This short film is a meditation on fear — the particular fear that comes from that wholly unnatural and exhilarating act of climbing upward from the safety of firm ground.
Seele aus Stein (German for “Soul of Stone”) finds Bernd Arnold in his 67th year as he reflects on a life that has seen nearly 1,000 first ascents and a lifetime dedicated to the intoxicating pursuit of the truths found on steep stone. Long before climbing entered the popular consciousness and Alex Honnold’s free soloing adventures in Yosemite garnered attention from the mainstream media, there was Arnold.
Before major climbing sponsorships and magazine covers, Arnold climbed steep rock faces without ropes, without a chalk bag, without shoes, without sponsors, without any pomp and circumstance. Why? Because there was vividness and meaning in that narrow space between life and death. And that was everything.
Ever since Cesare Maestri claimed to ascend Patagonia's iconic Cerro Torre in 1959 with Toni Egger and again in 1970 via his controversial Compressor Route, climbers have been obsessed with the imposingly sheer peak.
Climber Jim Bridwell (lionized in the Yosemite big wall climbing film Valley Uprising) claimed that nobody could ever free climb Cerro Torre, just as Yosemite's Dawn Wall was once declared too difficult to ascend without aid. Enter David Lama, the son of an Austrian alpinist mother and a Nepalese Sherpa father, and his climbing partner Peter Ortner. The duo set out to do what many deemed impossible: free climb a route on Cerro Torre’s southeast face.

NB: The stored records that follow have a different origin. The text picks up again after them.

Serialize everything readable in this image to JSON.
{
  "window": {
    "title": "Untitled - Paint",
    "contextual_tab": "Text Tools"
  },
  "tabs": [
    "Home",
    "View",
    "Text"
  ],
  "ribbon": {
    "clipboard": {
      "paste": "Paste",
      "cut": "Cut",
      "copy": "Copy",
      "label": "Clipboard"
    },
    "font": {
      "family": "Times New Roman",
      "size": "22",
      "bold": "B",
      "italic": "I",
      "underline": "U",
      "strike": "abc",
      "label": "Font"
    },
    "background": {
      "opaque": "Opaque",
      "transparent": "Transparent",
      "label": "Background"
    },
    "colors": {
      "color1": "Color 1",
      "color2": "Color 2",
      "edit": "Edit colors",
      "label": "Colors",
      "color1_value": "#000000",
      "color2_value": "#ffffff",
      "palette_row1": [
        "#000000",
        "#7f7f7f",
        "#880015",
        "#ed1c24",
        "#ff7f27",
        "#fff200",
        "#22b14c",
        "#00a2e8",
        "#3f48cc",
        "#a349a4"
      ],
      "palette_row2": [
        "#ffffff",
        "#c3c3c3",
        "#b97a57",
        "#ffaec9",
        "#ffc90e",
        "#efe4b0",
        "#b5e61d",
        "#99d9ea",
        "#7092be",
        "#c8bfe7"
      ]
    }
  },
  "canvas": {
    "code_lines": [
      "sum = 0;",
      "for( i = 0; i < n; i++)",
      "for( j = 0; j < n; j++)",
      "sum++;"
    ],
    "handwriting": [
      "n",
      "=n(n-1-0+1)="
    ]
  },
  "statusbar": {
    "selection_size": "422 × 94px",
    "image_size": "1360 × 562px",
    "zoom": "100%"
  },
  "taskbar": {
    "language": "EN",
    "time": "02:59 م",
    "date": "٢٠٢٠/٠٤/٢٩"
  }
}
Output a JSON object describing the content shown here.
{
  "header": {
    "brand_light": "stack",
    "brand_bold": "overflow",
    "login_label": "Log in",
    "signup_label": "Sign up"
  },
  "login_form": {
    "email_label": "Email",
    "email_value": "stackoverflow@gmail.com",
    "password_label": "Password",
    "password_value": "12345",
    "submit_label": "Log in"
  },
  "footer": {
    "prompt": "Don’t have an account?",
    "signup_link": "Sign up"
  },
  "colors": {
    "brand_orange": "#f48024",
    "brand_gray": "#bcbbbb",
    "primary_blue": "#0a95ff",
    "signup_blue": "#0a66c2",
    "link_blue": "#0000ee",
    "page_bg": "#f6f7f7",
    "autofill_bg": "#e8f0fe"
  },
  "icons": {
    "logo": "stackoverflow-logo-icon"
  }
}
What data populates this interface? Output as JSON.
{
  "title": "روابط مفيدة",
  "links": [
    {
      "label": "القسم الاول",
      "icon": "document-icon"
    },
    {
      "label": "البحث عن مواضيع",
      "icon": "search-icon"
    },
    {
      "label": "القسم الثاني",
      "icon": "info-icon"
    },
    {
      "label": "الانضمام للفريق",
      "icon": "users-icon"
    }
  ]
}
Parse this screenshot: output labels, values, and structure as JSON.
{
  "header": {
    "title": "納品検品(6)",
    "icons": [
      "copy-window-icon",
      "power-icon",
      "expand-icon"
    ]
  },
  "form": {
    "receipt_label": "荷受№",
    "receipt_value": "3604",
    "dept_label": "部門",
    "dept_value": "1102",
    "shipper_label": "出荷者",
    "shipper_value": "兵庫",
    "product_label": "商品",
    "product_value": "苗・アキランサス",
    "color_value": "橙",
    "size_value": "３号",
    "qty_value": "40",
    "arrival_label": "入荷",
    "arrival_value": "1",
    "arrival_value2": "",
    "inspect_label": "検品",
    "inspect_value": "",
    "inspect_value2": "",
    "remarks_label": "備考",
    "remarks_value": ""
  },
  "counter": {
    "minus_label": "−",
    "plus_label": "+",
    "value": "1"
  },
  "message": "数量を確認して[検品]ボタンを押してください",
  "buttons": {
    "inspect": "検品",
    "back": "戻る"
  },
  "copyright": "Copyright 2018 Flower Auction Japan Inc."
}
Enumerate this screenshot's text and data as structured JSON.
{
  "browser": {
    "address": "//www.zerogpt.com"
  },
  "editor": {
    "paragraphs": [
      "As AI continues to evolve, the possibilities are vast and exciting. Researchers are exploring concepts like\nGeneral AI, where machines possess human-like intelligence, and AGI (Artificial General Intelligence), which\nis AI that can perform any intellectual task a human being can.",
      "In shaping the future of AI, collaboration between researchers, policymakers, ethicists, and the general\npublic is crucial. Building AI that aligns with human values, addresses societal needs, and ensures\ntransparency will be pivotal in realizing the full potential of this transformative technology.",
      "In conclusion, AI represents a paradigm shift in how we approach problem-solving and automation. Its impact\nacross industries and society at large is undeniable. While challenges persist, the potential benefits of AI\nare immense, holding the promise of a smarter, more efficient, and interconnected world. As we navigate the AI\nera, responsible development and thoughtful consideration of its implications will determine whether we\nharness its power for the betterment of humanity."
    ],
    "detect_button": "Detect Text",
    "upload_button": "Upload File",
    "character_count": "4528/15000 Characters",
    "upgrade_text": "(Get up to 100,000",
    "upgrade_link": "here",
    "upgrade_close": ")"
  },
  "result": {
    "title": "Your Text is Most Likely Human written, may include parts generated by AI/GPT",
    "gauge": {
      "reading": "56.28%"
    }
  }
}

To many, the feat was unimaginable, and the peak shut down the climbers more than once. But watching Lama free climb Cerro Torre feels like destiny, and the achievement is an edge-of-your-seat thrill, as well as a climb for the history books.